Indian engineers, IT professionals, doctors and teachers are among 6,080 skilled workers holding a UK job offer who were denied visas to the UK since December 2017, according to a data released on Wednesday, indicating that Indians are likely to be the hardest hit by the country’s annual visa cap.
The Campaign for Science and Engineering (CaSE) acquired the figures via a Freedom of Information (FOI) to the UK Home Office to highlight the “scale of the problem” being created due to the British government’s annual immigration cap for skilled professionals hired by UK-based companies from outside the European Union (EU).
Latest UK Office of National Statistics (ONS) figures record Indians as the largest chunk of skilled work visas granted (57 per cent) to nationals from outside the EU, indicating that Indians are likely to be the hardest hit by the visa cap.
“Science, engineering and technology has long benefited from mobility of talent and collaboration across borders including between India and the UK. The figures we’ve obtained from the Home Office show that currently our immigration system is hampering this ambition,” said CaSE Deputy Director Naomi Weir.
“We’re calling on government to make immediate changes so that employers can access the talent they need, and in the long term to ensure that the UK immigration system is aligned with the ambition to be open and welcoming to science, engineering and tech talent, she said.
While there is no nationality-wise breakdown of the 6,080 visa refusals under the Tier 2 category between December 2017 and March 2018, it has emerged that more than half (3,500) were for engineering, IT, technology, teaching and medical roles.
The cap under the Tier 2 visa category to allow companies to bring in professionals from outside the EU is set at 20,700 per year, with a monthly limit of around 1,600. Until December 2017, that limit had been exceeded only once in almost six years but since then that limit has been breached nearly every month.
Dr Chaand Nagpaul, chair of the British Medical Association Council (BMA), called for a more flexible immigration system which does not end up turning away doctors desperately needed to fill staff shortages in the state-funded National Health Service (NHS).
“The Tier 2 visa quota has been reached for the fifth month in a row, yet there are still more than 100,000 NHS posts unfilled, with vacancy rates rising. At a time when the NHS is under enormous strain and struggling to fill positions, the current visa restrictions and arbitrary caps for non-EU workers entering the UK are inexplicable and threatening patient care and safety,” he said.

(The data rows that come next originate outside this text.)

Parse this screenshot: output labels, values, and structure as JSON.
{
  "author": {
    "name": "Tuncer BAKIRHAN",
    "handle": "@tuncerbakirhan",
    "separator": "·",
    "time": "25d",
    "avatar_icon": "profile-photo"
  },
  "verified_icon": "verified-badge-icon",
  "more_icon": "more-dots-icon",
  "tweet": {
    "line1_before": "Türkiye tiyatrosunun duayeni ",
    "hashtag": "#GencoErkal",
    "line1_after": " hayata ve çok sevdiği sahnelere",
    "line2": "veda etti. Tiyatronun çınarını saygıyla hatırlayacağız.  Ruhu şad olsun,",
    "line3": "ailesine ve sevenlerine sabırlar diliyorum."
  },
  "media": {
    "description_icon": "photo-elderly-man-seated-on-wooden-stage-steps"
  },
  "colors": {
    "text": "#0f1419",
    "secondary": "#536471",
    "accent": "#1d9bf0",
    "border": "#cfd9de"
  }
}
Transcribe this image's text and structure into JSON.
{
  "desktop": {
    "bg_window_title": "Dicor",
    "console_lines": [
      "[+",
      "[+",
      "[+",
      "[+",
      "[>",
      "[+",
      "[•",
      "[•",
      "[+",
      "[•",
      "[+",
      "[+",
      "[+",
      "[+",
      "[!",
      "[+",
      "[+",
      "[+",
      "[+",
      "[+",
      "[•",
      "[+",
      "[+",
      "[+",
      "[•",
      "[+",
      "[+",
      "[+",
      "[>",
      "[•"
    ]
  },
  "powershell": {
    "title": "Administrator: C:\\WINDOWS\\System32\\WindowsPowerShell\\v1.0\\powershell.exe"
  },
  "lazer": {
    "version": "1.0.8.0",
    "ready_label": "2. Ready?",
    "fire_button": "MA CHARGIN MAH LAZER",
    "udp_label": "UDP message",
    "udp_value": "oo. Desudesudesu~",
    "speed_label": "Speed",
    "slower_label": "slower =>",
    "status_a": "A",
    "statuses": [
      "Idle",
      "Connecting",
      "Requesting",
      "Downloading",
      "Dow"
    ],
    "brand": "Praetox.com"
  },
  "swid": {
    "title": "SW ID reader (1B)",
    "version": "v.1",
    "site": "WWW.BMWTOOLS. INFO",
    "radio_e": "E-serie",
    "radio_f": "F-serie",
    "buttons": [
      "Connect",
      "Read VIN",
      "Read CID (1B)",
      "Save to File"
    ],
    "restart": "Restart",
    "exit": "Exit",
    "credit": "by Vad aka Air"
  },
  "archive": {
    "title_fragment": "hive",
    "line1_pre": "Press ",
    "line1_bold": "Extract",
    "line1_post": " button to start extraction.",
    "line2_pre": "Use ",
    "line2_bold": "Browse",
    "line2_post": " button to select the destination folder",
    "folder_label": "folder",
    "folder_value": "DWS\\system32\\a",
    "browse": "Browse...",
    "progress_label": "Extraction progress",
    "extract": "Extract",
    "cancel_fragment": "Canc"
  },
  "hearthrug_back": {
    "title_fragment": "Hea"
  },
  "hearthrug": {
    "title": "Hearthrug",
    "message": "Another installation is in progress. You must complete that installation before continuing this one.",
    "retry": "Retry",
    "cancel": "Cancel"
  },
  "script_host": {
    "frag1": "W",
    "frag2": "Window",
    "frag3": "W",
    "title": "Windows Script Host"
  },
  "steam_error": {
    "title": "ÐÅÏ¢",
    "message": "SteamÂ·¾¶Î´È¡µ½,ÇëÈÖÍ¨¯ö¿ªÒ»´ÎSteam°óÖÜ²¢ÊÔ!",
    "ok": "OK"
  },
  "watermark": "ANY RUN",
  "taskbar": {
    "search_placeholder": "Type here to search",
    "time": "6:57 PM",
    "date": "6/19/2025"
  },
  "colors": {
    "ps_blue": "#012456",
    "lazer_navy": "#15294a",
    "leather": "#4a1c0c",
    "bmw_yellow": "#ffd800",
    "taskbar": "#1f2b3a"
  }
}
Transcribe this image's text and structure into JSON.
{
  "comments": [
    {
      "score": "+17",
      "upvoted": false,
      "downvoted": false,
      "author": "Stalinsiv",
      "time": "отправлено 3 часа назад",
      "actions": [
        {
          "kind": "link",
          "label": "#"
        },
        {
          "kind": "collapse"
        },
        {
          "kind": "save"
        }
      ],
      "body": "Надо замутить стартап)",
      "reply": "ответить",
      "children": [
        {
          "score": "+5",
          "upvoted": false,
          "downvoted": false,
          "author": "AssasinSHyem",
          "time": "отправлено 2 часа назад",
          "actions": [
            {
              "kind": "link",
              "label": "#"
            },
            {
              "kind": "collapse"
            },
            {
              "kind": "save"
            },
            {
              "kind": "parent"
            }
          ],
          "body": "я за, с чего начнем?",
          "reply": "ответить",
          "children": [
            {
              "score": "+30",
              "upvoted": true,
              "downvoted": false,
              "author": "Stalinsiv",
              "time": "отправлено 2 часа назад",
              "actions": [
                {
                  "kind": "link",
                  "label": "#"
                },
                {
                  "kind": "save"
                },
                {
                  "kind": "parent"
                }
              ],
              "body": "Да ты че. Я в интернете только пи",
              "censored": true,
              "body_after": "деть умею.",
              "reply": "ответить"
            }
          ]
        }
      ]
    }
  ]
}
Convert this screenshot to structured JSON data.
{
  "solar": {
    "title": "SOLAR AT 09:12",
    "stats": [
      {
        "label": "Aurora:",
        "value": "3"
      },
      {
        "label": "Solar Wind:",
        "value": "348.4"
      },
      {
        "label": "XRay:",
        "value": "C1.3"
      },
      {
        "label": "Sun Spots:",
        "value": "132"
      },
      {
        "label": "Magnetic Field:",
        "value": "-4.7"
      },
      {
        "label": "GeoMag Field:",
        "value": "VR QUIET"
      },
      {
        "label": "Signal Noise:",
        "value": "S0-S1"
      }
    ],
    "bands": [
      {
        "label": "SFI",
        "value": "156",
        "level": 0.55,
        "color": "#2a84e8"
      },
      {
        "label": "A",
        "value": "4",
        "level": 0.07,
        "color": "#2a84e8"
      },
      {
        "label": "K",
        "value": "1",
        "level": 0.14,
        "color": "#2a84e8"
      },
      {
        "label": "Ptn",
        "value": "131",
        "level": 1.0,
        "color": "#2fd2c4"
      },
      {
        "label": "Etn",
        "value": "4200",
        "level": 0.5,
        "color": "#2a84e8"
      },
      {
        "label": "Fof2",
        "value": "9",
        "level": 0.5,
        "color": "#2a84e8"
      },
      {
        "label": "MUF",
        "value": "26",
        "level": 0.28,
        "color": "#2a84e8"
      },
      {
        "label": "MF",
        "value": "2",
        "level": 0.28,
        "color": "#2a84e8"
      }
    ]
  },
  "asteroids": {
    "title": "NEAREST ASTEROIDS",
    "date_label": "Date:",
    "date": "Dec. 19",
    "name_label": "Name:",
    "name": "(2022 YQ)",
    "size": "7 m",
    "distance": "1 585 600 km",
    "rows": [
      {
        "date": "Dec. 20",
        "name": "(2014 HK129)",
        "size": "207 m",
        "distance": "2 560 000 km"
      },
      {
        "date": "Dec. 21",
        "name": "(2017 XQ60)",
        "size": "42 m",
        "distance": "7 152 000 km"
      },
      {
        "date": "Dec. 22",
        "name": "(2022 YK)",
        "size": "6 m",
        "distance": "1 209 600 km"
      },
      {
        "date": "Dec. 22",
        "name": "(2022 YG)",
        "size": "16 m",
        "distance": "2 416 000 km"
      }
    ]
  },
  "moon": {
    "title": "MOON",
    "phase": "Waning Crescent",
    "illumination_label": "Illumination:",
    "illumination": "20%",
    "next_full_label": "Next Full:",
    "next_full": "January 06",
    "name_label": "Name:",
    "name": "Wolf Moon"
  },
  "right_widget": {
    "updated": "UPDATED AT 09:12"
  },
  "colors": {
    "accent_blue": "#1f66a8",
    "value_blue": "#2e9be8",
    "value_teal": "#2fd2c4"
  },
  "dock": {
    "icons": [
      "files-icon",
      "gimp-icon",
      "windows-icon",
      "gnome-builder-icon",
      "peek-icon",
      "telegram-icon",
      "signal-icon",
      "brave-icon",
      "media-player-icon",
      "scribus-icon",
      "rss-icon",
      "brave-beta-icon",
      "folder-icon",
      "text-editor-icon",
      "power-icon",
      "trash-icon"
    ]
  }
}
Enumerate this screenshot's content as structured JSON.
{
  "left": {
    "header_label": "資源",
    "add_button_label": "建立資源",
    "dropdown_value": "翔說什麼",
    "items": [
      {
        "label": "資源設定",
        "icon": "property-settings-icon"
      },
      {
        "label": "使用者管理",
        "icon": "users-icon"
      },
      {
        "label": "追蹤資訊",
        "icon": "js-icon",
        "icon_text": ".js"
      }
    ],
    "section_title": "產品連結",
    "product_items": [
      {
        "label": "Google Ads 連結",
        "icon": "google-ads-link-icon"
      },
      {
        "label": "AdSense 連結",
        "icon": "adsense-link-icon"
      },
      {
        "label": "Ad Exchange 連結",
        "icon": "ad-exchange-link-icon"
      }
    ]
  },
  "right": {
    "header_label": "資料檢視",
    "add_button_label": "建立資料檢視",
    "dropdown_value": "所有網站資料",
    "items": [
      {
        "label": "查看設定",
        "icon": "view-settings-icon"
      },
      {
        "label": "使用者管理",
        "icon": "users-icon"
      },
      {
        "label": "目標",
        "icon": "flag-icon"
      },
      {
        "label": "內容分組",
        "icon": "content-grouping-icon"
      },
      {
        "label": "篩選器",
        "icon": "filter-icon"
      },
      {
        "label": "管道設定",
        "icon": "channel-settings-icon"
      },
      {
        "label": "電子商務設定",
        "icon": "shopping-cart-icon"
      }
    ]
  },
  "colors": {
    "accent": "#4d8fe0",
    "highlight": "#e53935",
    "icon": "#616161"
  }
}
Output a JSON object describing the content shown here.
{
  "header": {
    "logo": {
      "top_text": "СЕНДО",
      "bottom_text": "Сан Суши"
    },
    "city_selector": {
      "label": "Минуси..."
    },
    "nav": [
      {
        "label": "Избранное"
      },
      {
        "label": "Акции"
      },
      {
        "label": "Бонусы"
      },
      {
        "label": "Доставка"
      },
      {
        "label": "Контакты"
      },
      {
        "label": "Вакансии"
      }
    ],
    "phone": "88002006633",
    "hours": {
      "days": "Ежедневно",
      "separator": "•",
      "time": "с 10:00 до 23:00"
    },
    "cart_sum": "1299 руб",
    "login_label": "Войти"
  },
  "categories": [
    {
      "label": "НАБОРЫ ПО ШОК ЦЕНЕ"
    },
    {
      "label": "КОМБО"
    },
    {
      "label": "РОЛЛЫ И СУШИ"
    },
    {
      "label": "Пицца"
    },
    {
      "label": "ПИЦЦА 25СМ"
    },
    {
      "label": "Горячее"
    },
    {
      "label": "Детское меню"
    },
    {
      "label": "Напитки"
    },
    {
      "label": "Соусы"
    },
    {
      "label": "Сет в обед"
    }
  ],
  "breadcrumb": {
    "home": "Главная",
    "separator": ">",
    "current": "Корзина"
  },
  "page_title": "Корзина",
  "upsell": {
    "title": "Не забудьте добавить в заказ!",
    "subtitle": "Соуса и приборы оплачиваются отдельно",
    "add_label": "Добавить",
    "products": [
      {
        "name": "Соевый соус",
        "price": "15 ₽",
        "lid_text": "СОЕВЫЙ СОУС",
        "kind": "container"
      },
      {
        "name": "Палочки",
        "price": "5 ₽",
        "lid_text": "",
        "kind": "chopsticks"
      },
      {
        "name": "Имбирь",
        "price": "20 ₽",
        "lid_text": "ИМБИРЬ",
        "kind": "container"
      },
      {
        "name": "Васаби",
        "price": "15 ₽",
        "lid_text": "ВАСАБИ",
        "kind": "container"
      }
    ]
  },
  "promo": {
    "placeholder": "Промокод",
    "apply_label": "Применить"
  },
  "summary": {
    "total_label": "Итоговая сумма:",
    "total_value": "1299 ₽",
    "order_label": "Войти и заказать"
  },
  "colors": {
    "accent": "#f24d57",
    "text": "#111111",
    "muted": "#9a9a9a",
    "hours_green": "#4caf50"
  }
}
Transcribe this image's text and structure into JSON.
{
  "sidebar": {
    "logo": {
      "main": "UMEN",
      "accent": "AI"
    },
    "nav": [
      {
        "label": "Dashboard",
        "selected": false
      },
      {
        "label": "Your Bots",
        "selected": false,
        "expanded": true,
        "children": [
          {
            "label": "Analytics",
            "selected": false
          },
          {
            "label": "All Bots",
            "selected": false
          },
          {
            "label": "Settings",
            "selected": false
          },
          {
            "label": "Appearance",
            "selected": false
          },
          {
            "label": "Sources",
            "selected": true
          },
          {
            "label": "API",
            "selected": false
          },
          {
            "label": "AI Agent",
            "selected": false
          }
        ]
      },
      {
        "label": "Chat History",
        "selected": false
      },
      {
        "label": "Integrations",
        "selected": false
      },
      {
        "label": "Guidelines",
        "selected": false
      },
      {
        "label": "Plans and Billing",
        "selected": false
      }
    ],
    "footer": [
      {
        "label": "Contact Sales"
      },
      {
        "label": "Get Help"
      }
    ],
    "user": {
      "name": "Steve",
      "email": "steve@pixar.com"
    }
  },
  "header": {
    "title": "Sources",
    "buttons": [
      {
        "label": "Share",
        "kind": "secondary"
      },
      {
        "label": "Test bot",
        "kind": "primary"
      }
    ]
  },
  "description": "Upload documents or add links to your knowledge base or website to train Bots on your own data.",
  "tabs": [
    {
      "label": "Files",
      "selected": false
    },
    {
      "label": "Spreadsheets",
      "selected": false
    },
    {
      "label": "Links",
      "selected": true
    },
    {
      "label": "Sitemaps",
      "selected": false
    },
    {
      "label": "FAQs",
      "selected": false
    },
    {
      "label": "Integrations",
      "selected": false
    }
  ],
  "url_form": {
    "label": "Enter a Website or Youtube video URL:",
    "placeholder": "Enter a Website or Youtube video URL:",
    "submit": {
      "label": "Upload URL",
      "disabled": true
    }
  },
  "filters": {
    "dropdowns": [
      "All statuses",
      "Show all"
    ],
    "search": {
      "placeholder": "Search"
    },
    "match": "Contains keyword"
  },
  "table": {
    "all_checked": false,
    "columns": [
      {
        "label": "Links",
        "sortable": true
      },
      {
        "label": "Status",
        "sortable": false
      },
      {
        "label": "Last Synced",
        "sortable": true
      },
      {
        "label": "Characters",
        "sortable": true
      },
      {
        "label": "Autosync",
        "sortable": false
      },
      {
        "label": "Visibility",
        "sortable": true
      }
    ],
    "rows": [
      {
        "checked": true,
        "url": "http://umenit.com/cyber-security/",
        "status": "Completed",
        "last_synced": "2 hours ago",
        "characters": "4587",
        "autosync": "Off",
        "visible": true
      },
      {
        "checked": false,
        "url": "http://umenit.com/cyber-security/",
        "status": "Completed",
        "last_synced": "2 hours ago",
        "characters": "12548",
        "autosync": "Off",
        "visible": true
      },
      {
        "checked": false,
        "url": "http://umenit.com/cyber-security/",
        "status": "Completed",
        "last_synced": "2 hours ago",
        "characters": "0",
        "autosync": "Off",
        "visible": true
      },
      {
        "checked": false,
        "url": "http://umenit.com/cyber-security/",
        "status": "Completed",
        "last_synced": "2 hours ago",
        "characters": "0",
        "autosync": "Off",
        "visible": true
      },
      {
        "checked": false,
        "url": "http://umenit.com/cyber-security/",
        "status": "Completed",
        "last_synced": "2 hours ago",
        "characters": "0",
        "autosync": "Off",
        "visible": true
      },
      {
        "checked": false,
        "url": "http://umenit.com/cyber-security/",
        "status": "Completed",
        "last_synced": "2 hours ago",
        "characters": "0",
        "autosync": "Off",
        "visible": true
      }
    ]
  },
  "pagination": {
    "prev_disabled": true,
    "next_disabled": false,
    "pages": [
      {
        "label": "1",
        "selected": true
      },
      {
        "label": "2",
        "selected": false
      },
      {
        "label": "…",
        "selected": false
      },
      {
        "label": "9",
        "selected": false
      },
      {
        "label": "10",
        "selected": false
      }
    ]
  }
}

Last month, it had emerged that at least 100 Indian doctors were denied visas after being recruited by the NHS due to the Tier 2 monthly quota being over-subscribed.
In other fields as well, experts warn that access to overseas professionals remains crucial for the growth and development of the UK economy.
“Employers know and accept that there is a need for highly skilled immigrants as do the majority of the general public. The people standing in the way are those who set random immigration limits that seem to be plucked out of the air for political purposes,” said Nobel Prize winning Indian-origin scientist Prof Venki Ramakrishnan, the president of the UK’s Royal Society.
CaSE has been lobbying the UK government to make job offers in areas where there were clear shortages, such as science and engineering, exempt from the Home Office cap.
“The cap is beginning to cause damage and it needs to be addressed quickly. In the immediate term, shortage and PhD level roles should be made exempt from the cap. In the long term, an immigration system for a Global Britain that supports research and innovation should not feature a cap on the international specialists we want to attract,” said CaSE Executive Director Dr Sarah Main, who had written to the British Prime Minister Theresa May earlier this year on the issue.
The UK Home Office said that while it recognises the “contribution” of international professionals, it is important that the country’s immigration system ensures that employers look first to the UK resident labour market before recruiting from overseas.
“When demand exceeds the monthly available allocation of Tier 2 (General) places, priority is given to applicants filling a shortage or PhD-level occupations. No occupation on the Shortage Occupation List has been refused a place,” a Home Office spokesperson said.
It also highlighted that any applications refused during over-subscribed months can re-apply for consideration in the next month. However, critics believe the Shortage Occupation List does not go far enough and the entire quota-based system in unworkable.